Write out the records that appear below, verbatim and complete, but without pictures.
(RECORDS FOR PROCESSING Opens)
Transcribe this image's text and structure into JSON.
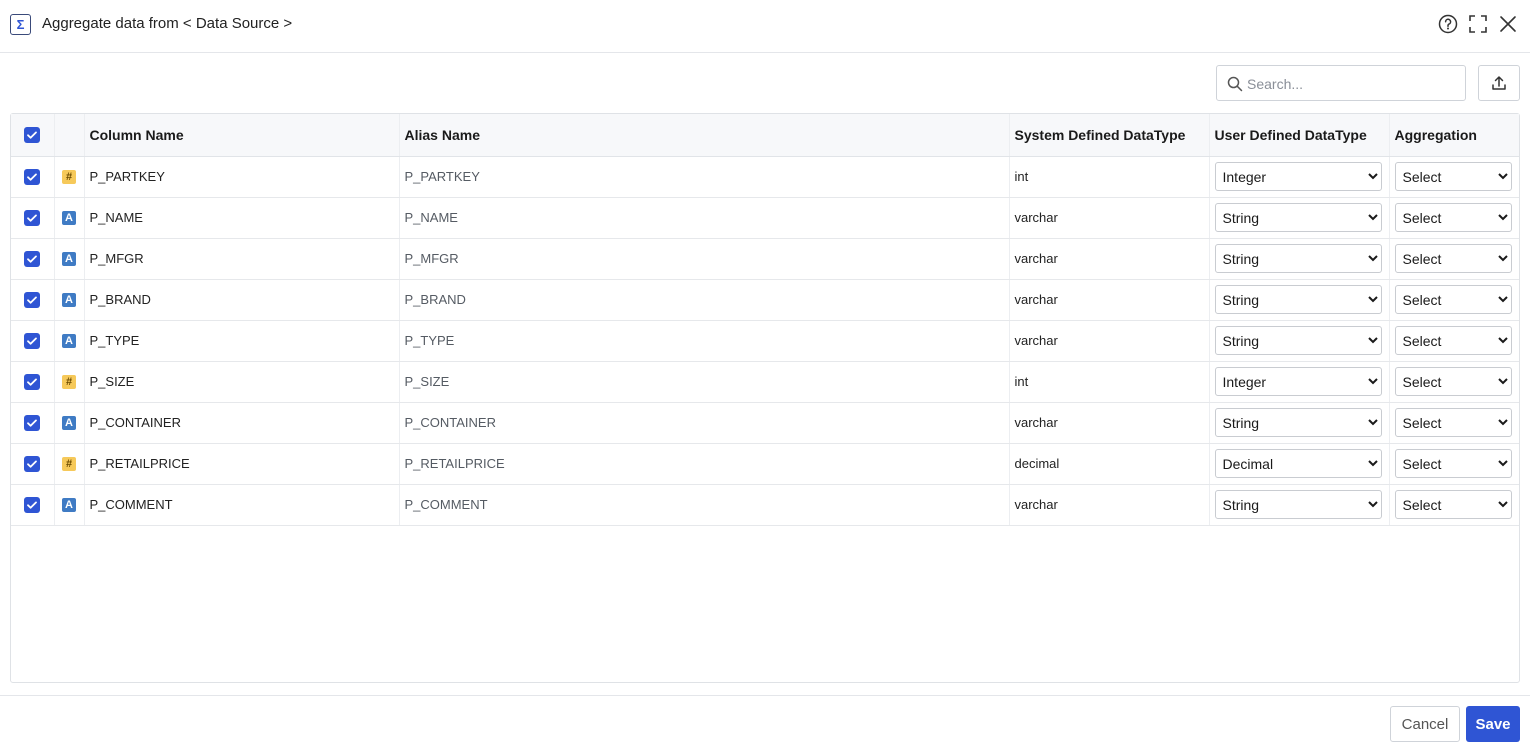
{
  "header": {
    "title": "Aggregate data from < Data Source >",
    "app_icon_glyph": "Σ"
  },
  "toolbar": {
    "search_placeholder": "Search..."
  },
  "table": {
    "columns": [
      "Column Name",
      "Alias Name",
      "System Defined DataType",
      "User Defined DataType",
      "Aggregation"
    ],
    "rows": [
      {
        "kind": "number",
        "type_glyph": "#",
        "name": "P_PARTKEY",
        "alias": "P_PARTKEY",
        "sys_type": "int",
        "user_type": "Integer",
        "aggregation": "Select"
      },
      {
        "kind": "string",
        "type_glyph": "A",
        "name": "P_NAME",
        "alias": "P_NAME",
        "sys_type": "varchar",
        "user_type": "String",
        "aggregation": "Select"
      },
      {
        "kind": "string",
        "type_glyph": "A",
        "name": "P_MFGR",
        "alias": "P_MFGR",
        "sys_type": "varchar",
        "user_type": "String",
        "aggregation": "Select"
      },
      {
        "kind": "string",
        "type_glyph": "A",
        "name": "P_BRAND",
        "alias": "P_BRAND",
        "sys_type": "varchar",
        "user_type": "String",
        "aggregation": "Select"
      },
      {
        "kind": "string",
        "type_glyph": "A",
        "name": "P_TYPE",
        "alias": "P_TYPE",
        "sys_type": "varchar",
        "user_type": "String",
        "aggregation": "Select"
      },
      {
        "kind": "number",
        "type_glyph": "#",
        "name": "P_SIZE",
        "alias": "P_SIZE",
        "sys_type": "int",
        "user_type": "Integer",
        "aggregation": "Select"
      },
      {
        "kind": "string",
        "type_glyph": "A",
        "name": "P_CONTAINER",
        "alias": "P_CONTAINER",
        "sys_type": "varchar",
        "user_type": "String",
        "aggregation": "Select"
      },
      {
        "kind": "number",
        "type_glyph": "#",
        "name": "P_RETAILPRICE",
        "alias": "P_RETAILPRICE",
        "sys_type": "decimal",
        "user_type": "Decimal",
        "aggregation": "Select"
      },
      {
        "kind": "string",
        "type_glyph": "A",
        "name": "P_COMMENT",
        "alias": "P_COMMENT",
        "sys_type": "varchar",
        "user_type": "String",
        "aggregation": "Select"
      }
    ]
  },
  "footer": {
    "cancel_label": "Cancel",
    "save_label": "Save"
  },
  "colors": {
    "accent": "#2f55d4",
    "number_icon": "#f6c95a",
    "string_icon": "#3f7bc4"
  },
  "icons": {
    "header_right": [
      "help-icon",
      "fullscreen-icon",
      "close-icon"
    ],
    "search": "search-icon",
    "upload": "upload-icon"
  }
}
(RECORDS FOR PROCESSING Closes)
FINISHED EXERCISE =>
Transcribe this image's text and structure into JSON.
{
  "header": {
    "title": "Aggregate data from < Data Source >",
    "app_icon_glyph": "Σ"
  },
  "toolbar": {
    "search_placeholder": "Search..."
  },
  "table": {
    "columns": [
      "Column Name",
      "Alias Name",
      "System Defined DataType",
      "User Defined DataType",
      "Aggregation"
    ],
    "rows": [
      {
        "kind": "number",
        "type_glyph": "#",
        "name": "P_PARTKEY",
        "alias": "P_PARTKEY",
        "sys_type": "int",
        "user_type": "Integer",
        "aggregation": "Select"
      },
      {
        "kind": "string",
        "type_glyph": "A",
        "name": "P_NAME",
        "alias": "P_NAME",
        "sys_type": "varchar",
        "user_type": "String",
        "aggregation": "Select"
      },
      {
        "kind": "string",
        "type_glyph": "A",
        "name": "P_MFGR",
        "alias": "P_MFGR",
        "sys_type": "varchar",
        "user_type": "String",
        "aggregation": "Select"
      },
      {
        "kind": "string",
        "type_glyph": "A",
        "name": "P_BRAND",
        "alias": "P_BRAND",
        "sys_type": "varchar",
        "user_type": "String",
        "aggregation": "Select"
      },
      {
        "kind": "string",
        "type_glyph": "A",
        "name": "P_TYPE",
        "alias": "P_TYPE",
        "sys_type": "varchar",
        "user_type": "String",
        "aggregation": "Select"
      },
      {
        "kind": "number",
        "type_glyph": "#",
        "name": "P_SIZE",
        "alias": "P_SIZE",
        "sys_type": "int",
        "user_type": "Integer",
        "aggregation": "Select"
      },
      {
        "kind": "string",
        "type_glyph": "A",
        "name": "P_CONTAINER",
        "alias": "P_CONTAINER",
        "sys_type": "varchar",
        "user_type": "String",
        "aggregation": "Select"
      },
      {
        "kind": "number",
        "type_glyph": "#",
        "name": "P_RETAILPRICE",
        "alias": "P_RETAILPRICE",
        "sys_type": "decimal",
        "user_type": "Decimal",
        "aggregation": "Select"
      },
      {
        "kind": "string",
        "type_glyph": "A",
        "name": "P_COMMENT",
        "alias": "P_COMMENT",
        "sys_type": "varchar",
        "user_type": "String",
        "aggregation": "Select"
      }
    ]
  },
  "footer": {
    "cancel_label": "Cancel",
    "save_label": "Save"
  },
  "colors": {
    "accent": "#2f55d4",
    "number_icon": "#f6c95a",
    "string_icon": "#3f7bc4"
  },
  "icons": {
    "header_right": [
      "help-icon",
      "fullscreen-icon",
      "close-icon"
    ],
    "search": "search-icon",
    "upload": "upload-icon"
  }
}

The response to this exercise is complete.